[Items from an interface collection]
---+---
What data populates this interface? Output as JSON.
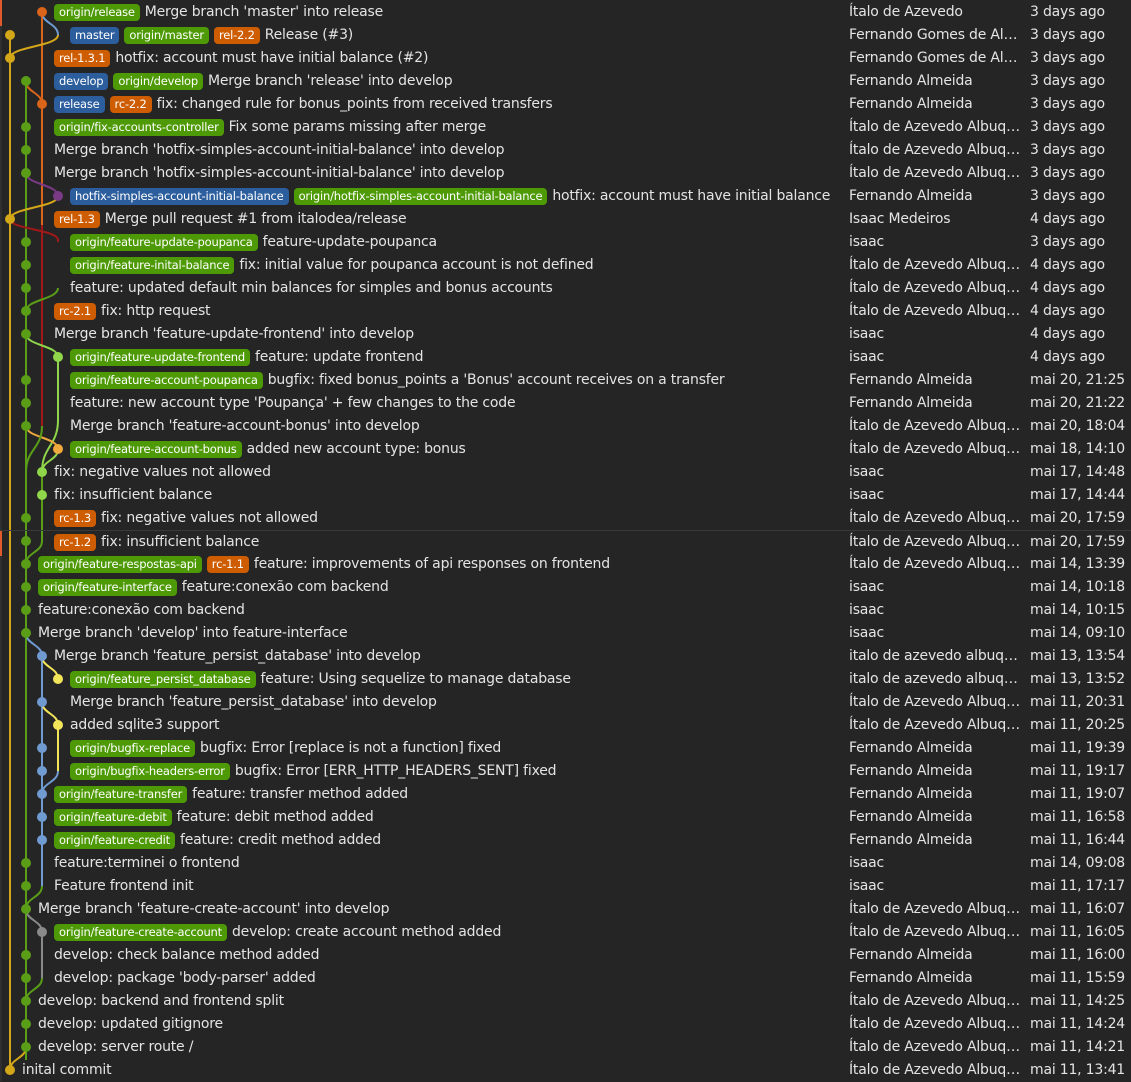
{
  "app": {
    "view": "git-commit-graph"
  },
  "colors": {
    "background": "#252526",
    "text": "#e4e4e4",
    "badge_local": "#2c5e9e",
    "badge_remote": "#4e9a06",
    "badge_tag": "#ce5c00",
    "lane_yellow": "#d4a719",
    "lane_green": "#5a9e17",
    "lane_orange": "#d9641a",
    "lane_red": "#a01818",
    "lane_purple": "#7a3a86",
    "lane_lime": "#8fd64a",
    "lane_lightorange": "#f0a93d",
    "lane_blue": "#6f9bd1",
    "lane_lightyellow": "#f3e55a",
    "lane_gray": "#8a8a8a"
  },
  "commits": [
    {
      "refs": [
        {
          "name": "origin/release",
          "type": "remote"
        }
      ],
      "message": "Merge branch 'master' into release",
      "author": "Ítalo de Azevedo",
      "date": "3 days ago"
    },
    {
      "refs": [
        {
          "name": "master",
          "type": "local"
        },
        {
          "name": "origin/master",
          "type": "remote"
        },
        {
          "name": "rel-2.2",
          "type": "tag"
        }
      ],
      "message": "Release (#3)",
      "author": "Fernando Gomes de Al…",
      "date": "3 days ago"
    },
    {
      "refs": [
        {
          "name": "rel-1.3.1",
          "type": "tag"
        }
      ],
      "message": "hotfix: account must have initial balance (#2)",
      "author": "Fernando Gomes de Al…",
      "date": "3 days ago"
    },
    {
      "refs": [
        {
          "name": "develop",
          "type": "local"
        },
        {
          "name": "origin/develop",
          "type": "remote"
        }
      ],
      "message": "Merge branch 'release' into develop",
      "author": "Fernando Almeida",
      "date": "3 days ago"
    },
    {
      "refs": [
        {
          "name": "release",
          "type": "local"
        },
        {
          "name": "rc-2.2",
          "type": "tag"
        }
      ],
      "message": "fix: changed rule for bonus_points from received transfers",
      "author": "Fernando Almeida",
      "date": "3 days ago"
    },
    {
      "refs": [
        {
          "name": "origin/fix-accounts-controller",
          "type": "remote"
        }
      ],
      "message": "Fix some params missing after merge",
      "author": "Ítalo de Azevedo Albuq…",
      "date": "3 days ago"
    },
    {
      "refs": [],
      "message": "Merge branch 'hotfix-simples-account-initial-balance' into develop",
      "author": "Ítalo de Azevedo Albuq…",
      "date": "3 days ago"
    },
    {
      "refs": [],
      "message": "Merge branch 'hotfix-simples-account-initial-balance' into develop",
      "author": "Ítalo de Azevedo Albuq…",
      "date": "3 days ago"
    },
    {
      "refs": [
        {
          "name": "hotfix-simples-account-initial-balance",
          "type": "local"
        },
        {
          "name": "origin/hotfix-simples-account-initial-balance",
          "type": "remote"
        }
      ],
      "message": "hotfix: account must have initial balance",
      "author": "Fernando Almeida",
      "date": "3 days ago"
    },
    {
      "refs": [
        {
          "name": "rel-1.3",
          "type": "tag"
        }
      ],
      "message": "Merge pull request #1 from italodea/release",
      "author": "Isaac Medeiros",
      "date": "4 days ago"
    },
    {
      "refs": [
        {
          "name": "origin/feature-update-poupanca",
          "type": "remote"
        }
      ],
      "message": "feature-update-poupanca",
      "author": "isaac",
      "date": "3 days ago"
    },
    {
      "refs": [
        {
          "name": "origin/feature-inital-balance",
          "type": "remote"
        }
      ],
      "message": "fix: initial value for poupanca account is not defined",
      "author": "Ítalo de Azevedo Albuq…",
      "date": "4 days ago"
    },
    {
      "refs": [],
      "message": "feature: updated default min balances for simples and bonus accounts",
      "author": "Ítalo de Azevedo Albuq…",
      "date": "4 days ago"
    },
    {
      "refs": [
        {
          "name": "rc-2.1",
          "type": "tag"
        }
      ],
      "message": "fix: http request",
      "author": "Ítalo de Azevedo Albuq…",
      "date": "4 days ago"
    },
    {
      "refs": [],
      "message": "Merge branch 'feature-update-frontend' into develop",
      "author": "isaac",
      "date": "4 days ago"
    },
    {
      "refs": [
        {
          "name": "origin/feature-update-frontend",
          "type": "remote"
        }
      ],
      "message": "feature: update frontend",
      "author": "isaac",
      "date": "4 days ago"
    },
    {
      "refs": [
        {
          "name": "origin/feature-account-poupanca",
          "type": "remote"
        }
      ],
      "message": "bugfix: fixed bonus_points a 'Bonus' account receives on a transfer",
      "author": "Fernando Almeida",
      "date": "mai 20, 21:25"
    },
    {
      "refs": [],
      "message": "feature: new account type 'Poupança' + few changes to the code",
      "author": "Fernando Almeida",
      "date": "mai 20, 21:22"
    },
    {
      "refs": [],
      "message": "Merge branch 'feature-account-bonus' into develop",
      "author": "Ítalo de Azevedo Albuq…",
      "date": "mai 20, 18:04"
    },
    {
      "refs": [
        {
          "name": "origin/feature-account-bonus",
          "type": "remote"
        }
      ],
      "message": "added new account type: bonus",
      "author": "Ítalo de Azevedo Albuq…",
      "date": "mai 18, 14:10"
    },
    {
      "refs": [],
      "message": "fix: negative values not allowed",
      "author": "isaac",
      "date": "mai 17, 14:48"
    },
    {
      "refs": [],
      "message": "fix: insufficient balance",
      "author": "isaac",
      "date": "mai 17, 14:44"
    },
    {
      "refs": [
        {
          "name": "rc-1.3",
          "type": "tag"
        }
      ],
      "message": "fix: negative values not allowed",
      "author": "Ítalo de Azevedo Albuq…",
      "date": "mai 20, 17:59"
    },
    {
      "refs": [
        {
          "name": "rc-1.2",
          "type": "tag"
        }
      ],
      "message": "fix: insufficient balance",
      "author": "Ítalo de Azevedo Albuq…",
      "date": "mai 20, 17:59"
    },
    {
      "refs": [
        {
          "name": "origin/feature-respostas-api",
          "type": "remote"
        },
        {
          "name": "rc-1.1",
          "type": "tag"
        }
      ],
      "message": "feature: improvements of api responses on frontend",
      "author": "Ítalo de Azevedo Albuq…",
      "date": "mai 14, 13:39"
    },
    {
      "refs": [
        {
          "name": "origin/feature-interface",
          "type": "remote"
        }
      ],
      "message": "feature:conexão com backend",
      "author": "isaac",
      "date": "mai 14, 10:18"
    },
    {
      "refs": [],
      "message": "feature:conexão com backend",
      "author": "isaac",
      "date": "mai 14, 10:15"
    },
    {
      "refs": [],
      "message": "Merge branch 'develop' into feature-interface",
      "author": "isaac",
      "date": "mai 14, 09:10"
    },
    {
      "refs": [],
      "message": "Merge branch 'feature_persist_database' into develop",
      "author": "italo de azevedo albuq…",
      "date": "mai 13, 13:54"
    },
    {
      "refs": [
        {
          "name": "origin/feature_persist_database",
          "type": "remote"
        }
      ],
      "message": "feature: Using sequelize to manage database",
      "author": "italo de azevedo albuq…",
      "date": "mai 13, 13:52"
    },
    {
      "refs": [],
      "message": "Merge branch 'feature_persist_database' into develop",
      "author": "Ítalo de Azevedo Albuq…",
      "date": "mai 11, 20:31"
    },
    {
      "refs": [],
      "message": "added sqlite3 support",
      "author": "Ítalo de Azevedo Albuq…",
      "date": "mai 11, 20:25"
    },
    {
      "refs": [
        {
          "name": "origin/bugfix-replace",
          "type": "remote"
        }
      ],
      "message": "bugfix: Error [replace is not a function] fixed",
      "author": "Fernando Almeida",
      "date": "mai 11, 19:39"
    },
    {
      "refs": [
        {
          "name": "origin/bugfix-headers-error",
          "type": "remote"
        }
      ],
      "message": "bugfix: Error [ERR_HTTP_HEADERS_SENT] fixed",
      "author": "Fernando Almeida",
      "date": "mai 11, 19:17"
    },
    {
      "refs": [
        {
          "name": "origin/feature-transfer",
          "type": "remote"
        }
      ],
      "message": "feature: transfer method added",
      "author": "Fernando Almeida",
      "date": "mai 11, 19:07"
    },
    {
      "refs": [
        {
          "name": "origin/feature-debit",
          "type": "remote"
        }
      ],
      "message": "feature: debit method added",
      "author": "Fernando Almeida",
      "date": "mai 11, 16:58"
    },
    {
      "refs": [
        {
          "name": "origin/feature-credit",
          "type": "remote"
        }
      ],
      "message": "feature: credit method added",
      "author": "Fernando Almeida",
      "date": "mai 11, 16:44"
    },
    {
      "refs": [],
      "message": "feature:terminei o frontend",
      "author": "isaac",
      "date": "mai 14, 09:08"
    },
    {
      "refs": [],
      "message": "Feature frontend init",
      "author": "isaac",
      "date": "mai 11, 17:17"
    },
    {
      "refs": [],
      "message": "Merge branch 'feature-create-account' into develop",
      "author": "Ítalo de Azevedo Albuq…",
      "date": "mai 11, 16:07"
    },
    {
      "refs": [
        {
          "name": "origin/feature-create-account",
          "type": "remote"
        }
      ],
      "message": "develop: create account method added",
      "author": "Ítalo de Azevedo Albuq…",
      "date": "mai 11, 16:05"
    },
    {
      "refs": [],
      "message": "develop: check balance method added",
      "author": "Fernando Almeida",
      "date": "mai 11, 16:00"
    },
    {
      "refs": [],
      "message": "develop: package 'body-parser' added",
      "author": "Fernando Almeida",
      "date": "mai 11, 15:59"
    },
    {
      "refs": [],
      "message": "develop: backend and frontend split",
      "author": "Ítalo de Azevedo Albuq…",
      "date": "mai 11, 14:25"
    },
    {
      "refs": [],
      "message": "develop: updated gitignore",
      "author": "Ítalo de Azevedo Albuq…",
      "date": "mai 11, 14:24"
    },
    {
      "refs": [],
      "message": "develop: server route /",
      "author": "Ítalo de Azevedo Albuq…",
      "date": "mai 11, 14:21"
    },
    {
      "refs": [],
      "message": "inital commit",
      "author": "Ítalo de Azevedo Albuq…",
      "date": "mai 11, 13:41"
    }
  ]
}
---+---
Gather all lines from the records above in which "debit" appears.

          "name": "origin/feature-debit",
      "message": "feature: debit method added",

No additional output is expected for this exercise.